3 Key Money Moves to Make Before You Retire

Proper planning is necessary for a successful retirement, as many essential moves are made years before a retiree leaves the working world. Here are three of the most crucial money moves you should be making in preparation for your retirement to live out the rest of your life comfortably.

 

Eliminate as Many Debts as Possible

Once you retire, you’ll likely be living on a primarily fixed income provided by a blend of pension payments, social security, and investments. Interest on debt payments can rapidly eat into this income, so you must pay off as much debt as possible before you retire. This means paying off all of your credit card balances, car payments, and mortgage, if possible. By getting rid of interest payments, you’ll make the most of your retirement income each month.

 

Adjust Your Portfolio’s Risk Level

For young investors, riskier investment strategies are often beneficial in producing long-term growth. As you approach retirement, though, you’ll need to re-balance your portfolio to reduce your risks and ensure that you won’t be wiped out by changes in the market. Often, this is accomplished by increasing the ratio of bonds to stocks held in investment accounts. A common rule of thumb is that your portfolio should be split evenly between stocks and bonds when you expect to live another 15 years.

 

Use Your Last Few Working Years to Bulk Up Your Savings

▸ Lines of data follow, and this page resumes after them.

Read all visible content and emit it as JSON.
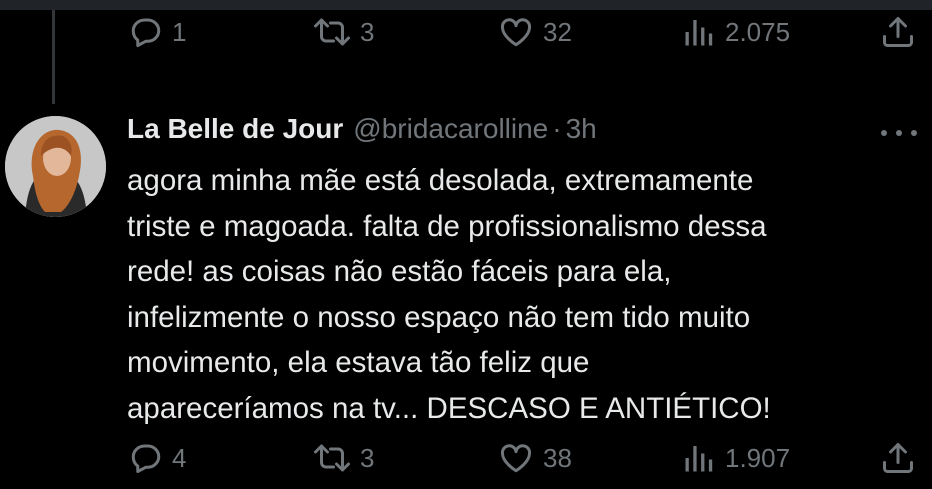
{
  "prev_tweet": {
    "actions": {
      "replies": "1",
      "retweets": "3",
      "likes": "32",
      "views": "2.075"
    }
  },
  "tweet": {
    "author_name": "La Belle de Jour",
    "handle": "@bridacarolline",
    "separator": "·",
    "time": "3h",
    "text": "agora minha mãe está desolada, extremamente\ntriste e magoada. falta de profissionalismo dessa\nrede! as coisas  não estão fáceis para ela,\ninfelizmente o nosso espaço não tem tido muito\nmovimento, ela estava tão feliz que\napareceríamos na tv... DESCASO E ANTIÉTICO!",
    "actions": {
      "replies": "4",
      "retweets": "3",
      "likes": "38",
      "views": "1.907"
    }
  },
  "icons": [
    "reply-icon",
    "retweet-icon",
    "like-icon",
    "views-icon",
    "share-icon",
    "more-icon"
  ],
  "colors": {
    "background": "#000000",
    "text": "#e7e9ea",
    "muted": "#71767b",
    "thread_line": "#333639"
  }
}
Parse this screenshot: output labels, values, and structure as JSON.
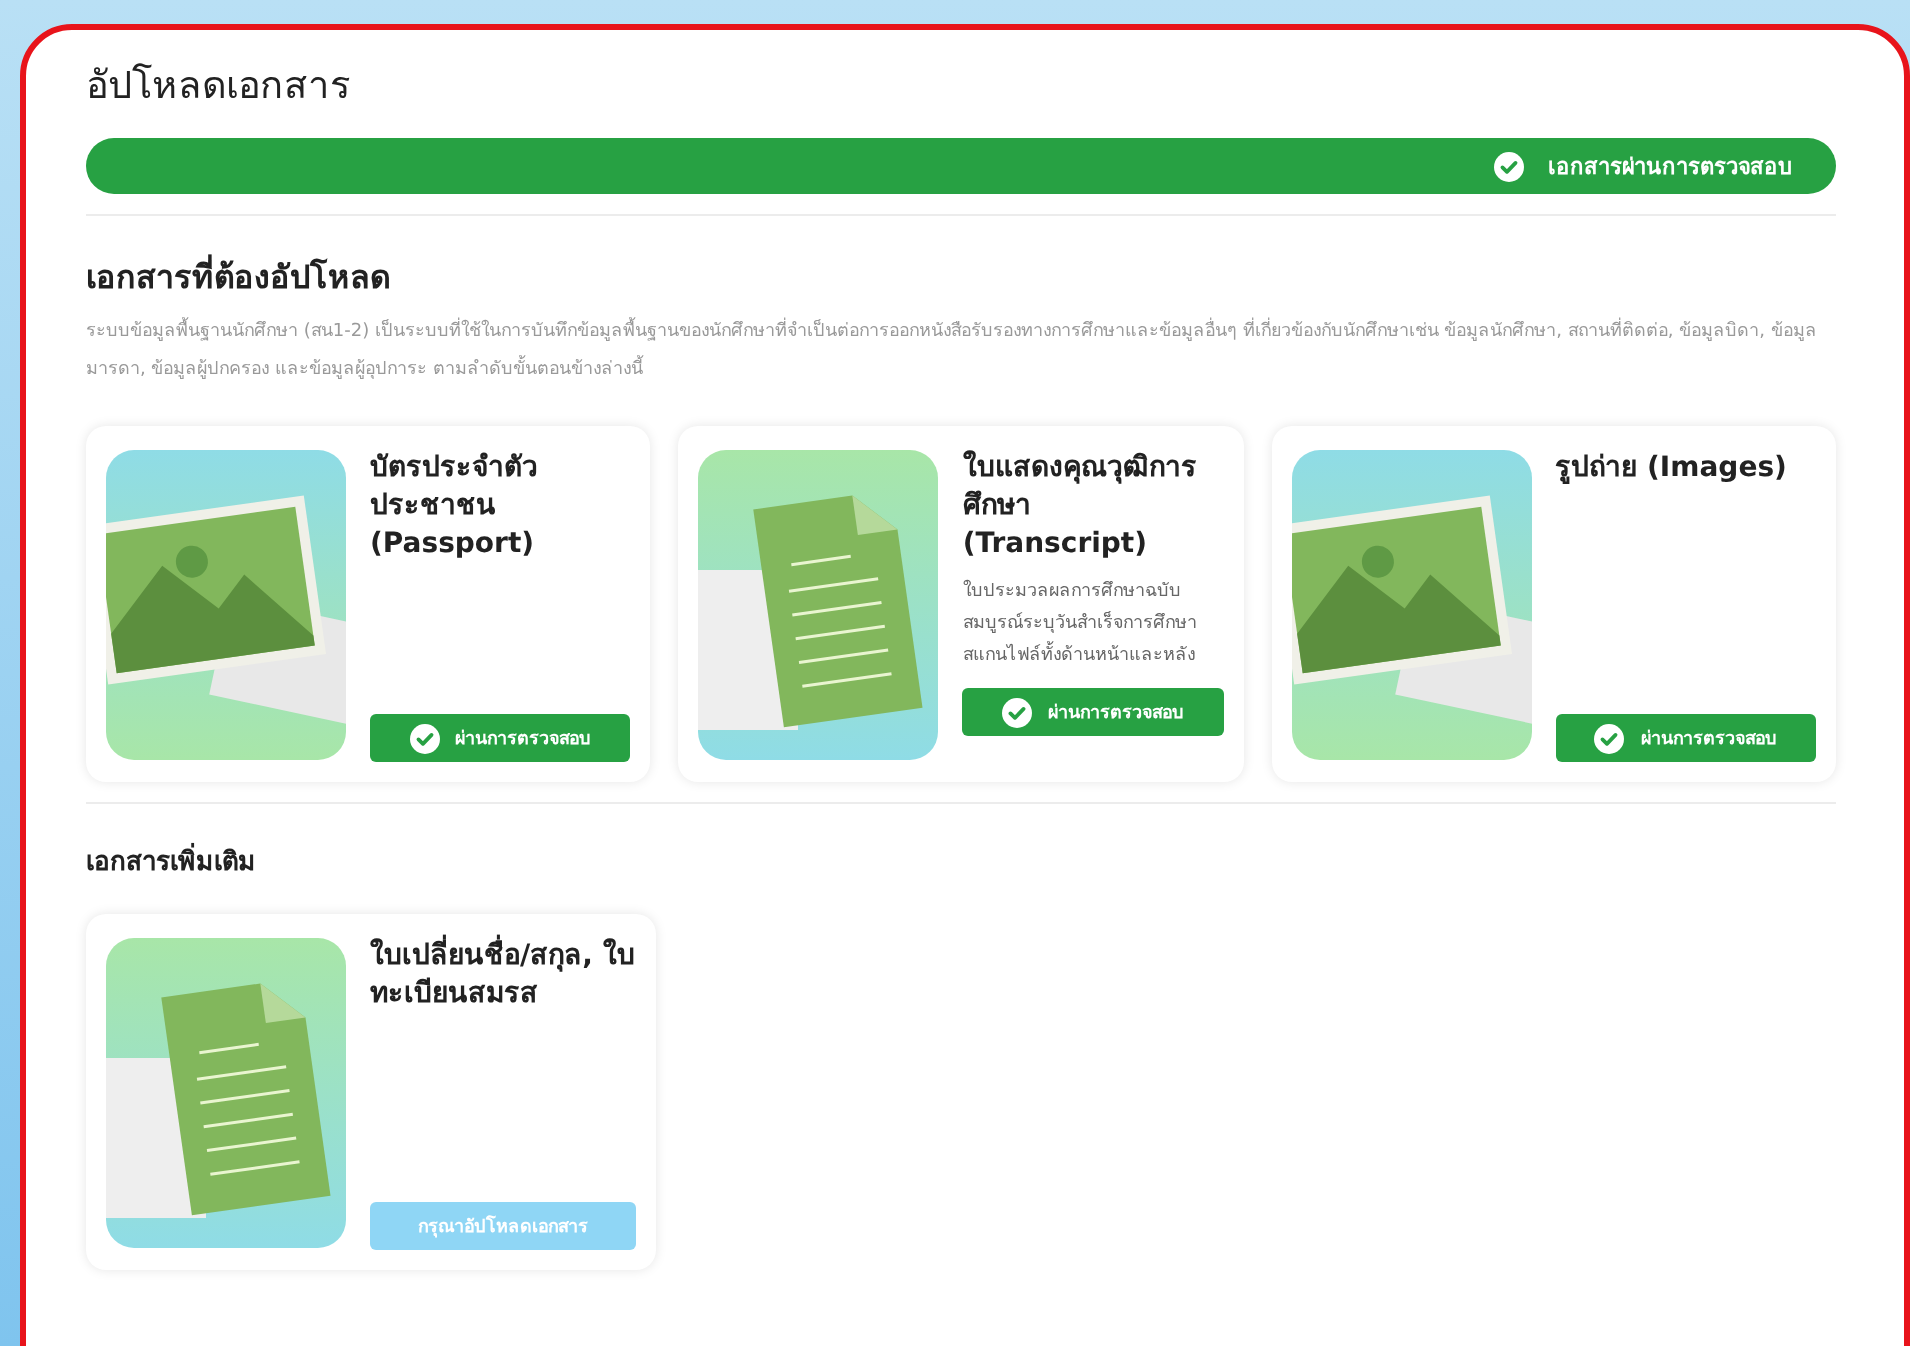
{
  "page": {
    "title": "อัปโหลดเอกสาร"
  },
  "overall_status": {
    "label": "เอกสารผ่านการตรวจสอบ",
    "verified": true
  },
  "required_section": {
    "title": "เอกสารที่ต้องอัปโหลด",
    "description": "ระบบข้อมูลพื้นฐานนักศึกษา (สน1-2) เป็นระบบที่ใช้ในการบันทึกข้อมูลพื้นฐานของนักศึกษาที่จำเป็นต่อการออกหนังสือรับรองทางการศึกษาและข้อมูลอื่นๆ ที่เกี่ยวข้องกับนักศึกษาเช่น ข้อมูลนักศึกษา, สถานที่ติดต่อ, ข้อมูลบิดา, ข้อมูลมารดา, ข้อมูลผู้ปกครอง และข้อมูลผู้อุปการะ ตามลำดับขั้นตอนข้างล่างนี้",
    "documents": [
      {
        "kind": "image",
        "title": "บัตรประจำตัวประชาชน (Passport)",
        "verified": true,
        "button": "ผ่านการตรวจสอบ"
      },
      {
        "kind": "document",
        "title": "ใบแสดงคุณวุฒิการศึกษา (Transcript)",
        "description": "ใบประมวลผลการศึกษาฉบับสมบูรณ์ระบุวันสำเร็จการศึกษา สแกนไฟล์ทั้งด้านหน้าและหลัง",
        "verified": true,
        "button": "ผ่านการตรวจสอบ"
      },
      {
        "kind": "image",
        "title": "รูปถ่าย (Images)",
        "verified": true,
        "button": "ผ่านการตรวจสอบ"
      }
    ]
  },
  "additional_section": {
    "title": "เอกสารเพิ่มเติม",
    "documents": [
      {
        "kind": "document",
        "title": "ใบเปลี่ยนชื่อ/สกุล, ใบทะเบียนสมรส",
        "verified": false,
        "button": "กรุณาอัปโหลดเอกสาร"
      }
    ]
  }
}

The final 5-10 years of your working life are some of the most important for successful retirement planning. These years should be spent saving as much income as possible while reducing expenses in preparation for retirement. If you remain healthy and avoid major financial pitfalls, you should be able to substantially take advantage of your late-career years to increase your retirement savings.

 

By taking these three necessary steps, you can set yourself up for the best possible retirement. While retiring takes years of planning and preparation, these essential money moves will help you navigate the process more efficiently and give you financial peace of mind after you leave the workforce.

How an Accountant Can Help You Combat Debt

A fiduciary gives you insights into your finances that effectively help you fight a history of toxic debt. Accountants understand financial concepts and can communicate those ideas in simple, understandable terms. With a fiduciary, you’ll get help in navigating the legal parameters for any class of debt you hold. However, you should be fully aware of how your accountant will work and what they’ll do. Below are steps an accountant will take to get rid of your debt.

Creating a Financial Portfolio
Your certified public accountant (CPA) needs a clear overview of your finances before evaluating them adequately.

A financial portfolio is created by forming a list of all of your assets, which even includes a dog if you have one. A professional fiduciary will then list your income sources along with any financial liabilities you have. Insurances, investments, and retirement funds are things to account for within a financial portfolio. As you help an accountant to organize your finances, be honest about any outstanding bills and the debt you have.

Starting with Student Loans
Most CPAs begin to target the debt of their clients by immediately looking at their student loans.

Student loans often account for the most significant portion of the debt that borrowers have, so accountants target it to get rid of the bulk of money owed. Or, if you owe $25,000 in debt, and 75% of it is from a car, then your accountant will work to reduce your vehicle debt first.

Strategizing a Payment Plan

The general picture created by your outstanding debt and financial portfolio gives an accountant sufficient data to form a payment strategy. Here are some of the strategic points that an accountant can use to devise a suitable plan that pays off your debts:

Budgets—An accountant can substantially improve how you spend money by verifying your needs versus your wants.

Taxes—Tax accountants are trained to allocate your tax returns to pay off any outstanding debts that you have.

Prioritizing—Above all, your accountant determines how to prioritize your payments so that the damaging debts you owe are paid off first.